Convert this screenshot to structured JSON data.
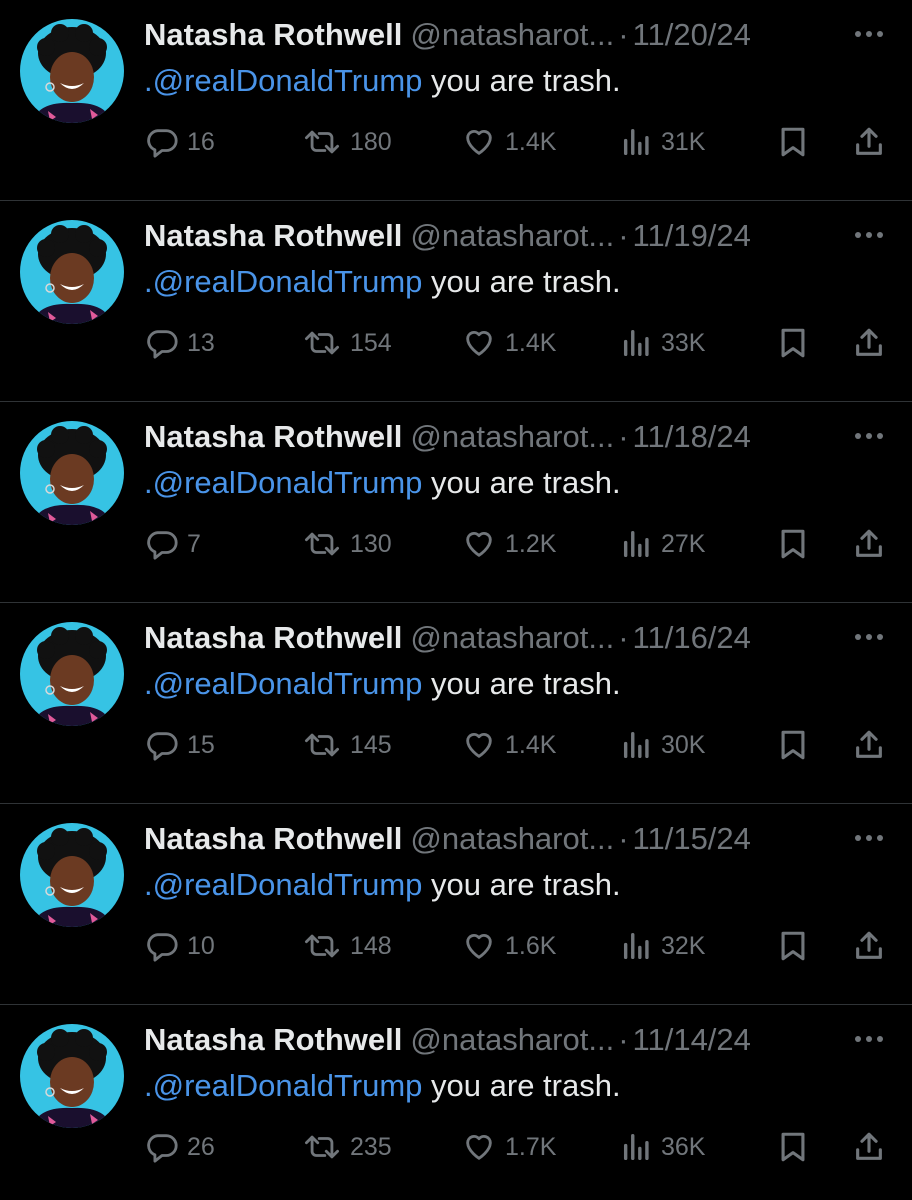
{
  "feed": {
    "tweets": [
      {
        "name": "Natasha Rothwell",
        "handle": "@natasharot...",
        "separator": "·",
        "date": "11/20/24",
        "mention": ".@realDonaldTrump",
        "text": " you are trash.",
        "replies": "16",
        "reposts": "180",
        "likes": "1.4K",
        "views": "31K"
      },
      {
        "name": "Natasha Rothwell",
        "handle": "@natasharot...",
        "separator": "·",
        "date": "11/19/24",
        "mention": ".@realDonaldTrump",
        "text": " you are trash.",
        "replies": "13",
        "reposts": "154",
        "likes": "1.4K",
        "views": "33K"
      },
      {
        "name": "Natasha Rothwell",
        "handle": "@natasharot...",
        "separator": "·",
        "date": "11/18/24",
        "mention": ".@realDonaldTrump",
        "text": " you are trash.",
        "replies": "7",
        "reposts": "130",
        "likes": "1.2K",
        "views": "27K"
      },
      {
        "name": "Natasha Rothwell",
        "handle": "@natasharot...",
        "separator": "·",
        "date": "11/16/24",
        "mention": ".@realDonaldTrump",
        "text": " you are trash.",
        "replies": "15",
        "reposts": "145",
        "likes": "1.4K",
        "views": "30K"
      },
      {
        "name": "Natasha Rothwell",
        "handle": "@natasharot...",
        "separator": "·",
        "date": "11/15/24",
        "mention": ".@realDonaldTrump",
        "text": " you are trash.",
        "replies": "10",
        "reposts": "148",
        "likes": "1.6K",
        "views": "32K"
      },
      {
        "name": "Natasha Rothwell",
        "handle": "@natasharot...",
        "separator": "·",
        "date": "11/14/24",
        "mention": ".@realDonaldTrump",
        "text": " you are trash.",
        "replies": "26",
        "reposts": "235",
        "likes": "1.7K",
        "views": "36K"
      }
    ]
  },
  "icons": {
    "avatar": "avatar-photo",
    "more": "more-horizontal-icon",
    "reply": "reply-icon",
    "repost": "repost-icon",
    "like": "heart-icon",
    "views": "views-chart-icon",
    "bookmark": "bookmark-icon",
    "share": "share-icon"
  },
  "colors": {
    "background": "#000000",
    "text": "#e7e9ea",
    "muted": "#71767b",
    "mention": "#4a94e8",
    "divider": "#2f3336",
    "avatar_bg": "#36c3e4"
  }
}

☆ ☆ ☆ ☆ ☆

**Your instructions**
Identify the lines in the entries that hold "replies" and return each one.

**Exercise solution**
        "replies": "16",
        "replies": "13",
        "replies": "7",
        "replies": "15",
        "replies": "10",
        "replies": "26",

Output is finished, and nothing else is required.